§ WHAT IS EXPECTED
From the listing below, pull out the lines that hold "number".

§ MATERIAL TO PROCESS
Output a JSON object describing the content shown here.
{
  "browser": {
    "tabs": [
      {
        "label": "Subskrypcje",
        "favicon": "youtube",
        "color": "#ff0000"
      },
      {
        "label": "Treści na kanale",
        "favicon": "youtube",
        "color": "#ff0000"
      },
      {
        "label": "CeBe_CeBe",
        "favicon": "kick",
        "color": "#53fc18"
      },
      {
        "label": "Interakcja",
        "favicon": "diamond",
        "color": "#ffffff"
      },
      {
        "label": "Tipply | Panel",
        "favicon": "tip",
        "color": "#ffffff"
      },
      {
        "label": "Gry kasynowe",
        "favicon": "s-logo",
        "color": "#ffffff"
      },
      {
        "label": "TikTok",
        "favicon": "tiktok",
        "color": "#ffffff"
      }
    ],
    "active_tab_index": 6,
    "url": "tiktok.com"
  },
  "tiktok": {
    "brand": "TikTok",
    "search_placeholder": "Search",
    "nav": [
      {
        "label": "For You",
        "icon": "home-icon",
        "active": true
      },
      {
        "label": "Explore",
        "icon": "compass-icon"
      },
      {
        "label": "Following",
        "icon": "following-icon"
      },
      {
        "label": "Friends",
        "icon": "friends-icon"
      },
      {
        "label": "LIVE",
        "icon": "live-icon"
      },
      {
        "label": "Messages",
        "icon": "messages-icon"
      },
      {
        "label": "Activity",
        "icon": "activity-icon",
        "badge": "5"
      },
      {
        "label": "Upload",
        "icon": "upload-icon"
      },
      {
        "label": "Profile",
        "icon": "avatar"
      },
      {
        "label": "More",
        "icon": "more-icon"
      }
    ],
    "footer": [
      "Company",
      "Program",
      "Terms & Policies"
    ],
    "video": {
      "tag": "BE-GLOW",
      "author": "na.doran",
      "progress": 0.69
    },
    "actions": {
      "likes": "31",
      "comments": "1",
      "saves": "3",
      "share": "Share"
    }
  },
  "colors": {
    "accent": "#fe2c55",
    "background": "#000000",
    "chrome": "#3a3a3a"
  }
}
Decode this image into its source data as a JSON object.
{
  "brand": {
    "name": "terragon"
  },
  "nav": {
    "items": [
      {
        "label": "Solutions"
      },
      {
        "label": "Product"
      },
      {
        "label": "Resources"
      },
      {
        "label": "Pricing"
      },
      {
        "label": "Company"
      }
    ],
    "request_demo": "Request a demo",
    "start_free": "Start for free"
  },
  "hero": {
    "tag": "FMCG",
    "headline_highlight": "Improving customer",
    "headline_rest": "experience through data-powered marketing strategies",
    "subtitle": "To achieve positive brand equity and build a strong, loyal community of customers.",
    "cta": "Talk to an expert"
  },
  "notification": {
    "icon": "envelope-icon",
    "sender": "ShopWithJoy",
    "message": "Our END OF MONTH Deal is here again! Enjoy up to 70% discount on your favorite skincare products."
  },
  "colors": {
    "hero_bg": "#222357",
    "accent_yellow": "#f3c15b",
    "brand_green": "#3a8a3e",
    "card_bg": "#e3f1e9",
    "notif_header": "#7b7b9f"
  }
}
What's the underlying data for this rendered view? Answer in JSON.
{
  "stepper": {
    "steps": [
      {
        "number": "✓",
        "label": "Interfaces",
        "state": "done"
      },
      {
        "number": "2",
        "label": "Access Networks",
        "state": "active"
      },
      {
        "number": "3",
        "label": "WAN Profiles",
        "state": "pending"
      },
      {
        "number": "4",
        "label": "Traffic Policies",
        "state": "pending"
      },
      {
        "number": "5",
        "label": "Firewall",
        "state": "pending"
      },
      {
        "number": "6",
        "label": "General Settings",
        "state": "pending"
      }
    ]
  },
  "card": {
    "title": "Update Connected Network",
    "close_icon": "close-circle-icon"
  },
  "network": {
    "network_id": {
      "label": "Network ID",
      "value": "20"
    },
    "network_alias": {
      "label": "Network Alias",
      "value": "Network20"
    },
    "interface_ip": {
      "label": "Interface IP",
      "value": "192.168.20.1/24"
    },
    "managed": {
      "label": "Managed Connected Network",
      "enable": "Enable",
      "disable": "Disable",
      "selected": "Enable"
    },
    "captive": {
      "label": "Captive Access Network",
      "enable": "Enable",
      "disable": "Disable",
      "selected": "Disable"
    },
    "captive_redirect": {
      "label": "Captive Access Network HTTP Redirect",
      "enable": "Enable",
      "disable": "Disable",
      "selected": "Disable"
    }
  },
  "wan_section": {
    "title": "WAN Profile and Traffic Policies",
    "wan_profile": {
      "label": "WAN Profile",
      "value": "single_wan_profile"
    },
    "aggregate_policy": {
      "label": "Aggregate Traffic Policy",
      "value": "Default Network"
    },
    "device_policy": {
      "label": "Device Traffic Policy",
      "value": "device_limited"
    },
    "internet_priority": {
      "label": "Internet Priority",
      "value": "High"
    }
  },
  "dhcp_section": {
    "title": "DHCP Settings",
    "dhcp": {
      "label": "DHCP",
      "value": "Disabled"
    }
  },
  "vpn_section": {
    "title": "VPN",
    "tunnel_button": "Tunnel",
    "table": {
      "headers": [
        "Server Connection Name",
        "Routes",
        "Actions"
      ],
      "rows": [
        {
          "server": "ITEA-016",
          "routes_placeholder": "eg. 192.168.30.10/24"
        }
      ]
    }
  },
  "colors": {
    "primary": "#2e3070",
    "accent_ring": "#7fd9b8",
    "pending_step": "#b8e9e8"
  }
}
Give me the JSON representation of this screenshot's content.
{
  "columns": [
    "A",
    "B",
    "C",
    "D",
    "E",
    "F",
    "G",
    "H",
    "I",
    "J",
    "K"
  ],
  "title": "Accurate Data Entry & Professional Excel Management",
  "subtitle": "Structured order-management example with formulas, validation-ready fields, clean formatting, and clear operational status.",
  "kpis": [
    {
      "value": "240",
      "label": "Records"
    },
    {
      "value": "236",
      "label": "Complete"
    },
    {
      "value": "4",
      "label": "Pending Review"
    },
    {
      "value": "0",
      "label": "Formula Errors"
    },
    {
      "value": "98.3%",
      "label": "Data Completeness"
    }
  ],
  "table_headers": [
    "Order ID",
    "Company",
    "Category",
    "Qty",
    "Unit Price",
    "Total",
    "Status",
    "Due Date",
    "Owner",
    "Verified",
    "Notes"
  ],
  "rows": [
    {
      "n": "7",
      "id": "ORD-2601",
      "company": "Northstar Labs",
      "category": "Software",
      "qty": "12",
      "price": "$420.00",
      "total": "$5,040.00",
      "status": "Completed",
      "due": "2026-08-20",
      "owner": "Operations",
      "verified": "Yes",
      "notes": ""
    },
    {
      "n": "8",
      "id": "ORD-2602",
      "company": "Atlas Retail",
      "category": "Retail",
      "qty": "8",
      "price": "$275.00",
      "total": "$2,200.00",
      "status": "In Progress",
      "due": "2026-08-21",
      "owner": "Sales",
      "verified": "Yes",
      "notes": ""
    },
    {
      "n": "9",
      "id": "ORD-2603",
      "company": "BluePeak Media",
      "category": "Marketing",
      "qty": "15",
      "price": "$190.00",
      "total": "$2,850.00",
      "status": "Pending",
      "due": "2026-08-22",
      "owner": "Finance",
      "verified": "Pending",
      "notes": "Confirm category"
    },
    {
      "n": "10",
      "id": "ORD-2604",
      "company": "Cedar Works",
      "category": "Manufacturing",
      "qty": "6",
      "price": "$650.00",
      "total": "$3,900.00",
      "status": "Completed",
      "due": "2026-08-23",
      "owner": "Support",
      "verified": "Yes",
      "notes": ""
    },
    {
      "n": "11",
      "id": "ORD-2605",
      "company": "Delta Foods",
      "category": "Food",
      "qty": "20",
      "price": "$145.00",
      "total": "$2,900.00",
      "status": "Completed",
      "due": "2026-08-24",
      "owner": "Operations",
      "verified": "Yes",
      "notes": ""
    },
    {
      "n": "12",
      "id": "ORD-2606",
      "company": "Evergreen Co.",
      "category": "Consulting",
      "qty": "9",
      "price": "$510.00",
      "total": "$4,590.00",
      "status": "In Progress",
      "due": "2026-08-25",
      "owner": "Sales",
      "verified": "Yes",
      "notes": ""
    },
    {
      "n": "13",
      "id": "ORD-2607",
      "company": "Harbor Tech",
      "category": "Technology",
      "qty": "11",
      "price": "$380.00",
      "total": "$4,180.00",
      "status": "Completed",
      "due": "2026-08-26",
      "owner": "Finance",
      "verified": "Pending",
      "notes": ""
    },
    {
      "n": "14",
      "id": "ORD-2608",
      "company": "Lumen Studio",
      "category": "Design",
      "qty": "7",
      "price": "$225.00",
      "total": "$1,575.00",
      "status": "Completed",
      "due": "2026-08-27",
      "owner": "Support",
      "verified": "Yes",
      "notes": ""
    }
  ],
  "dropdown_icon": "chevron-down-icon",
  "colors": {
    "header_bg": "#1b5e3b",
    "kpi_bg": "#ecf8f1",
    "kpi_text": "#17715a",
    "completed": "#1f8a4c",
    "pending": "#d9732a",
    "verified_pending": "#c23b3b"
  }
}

§ ANSWER TO THE PROBLEM
        "number": "✓",
        "number": "2",
        "number": "3",
        "number": "4",
        "number": "5",
        "number": "6",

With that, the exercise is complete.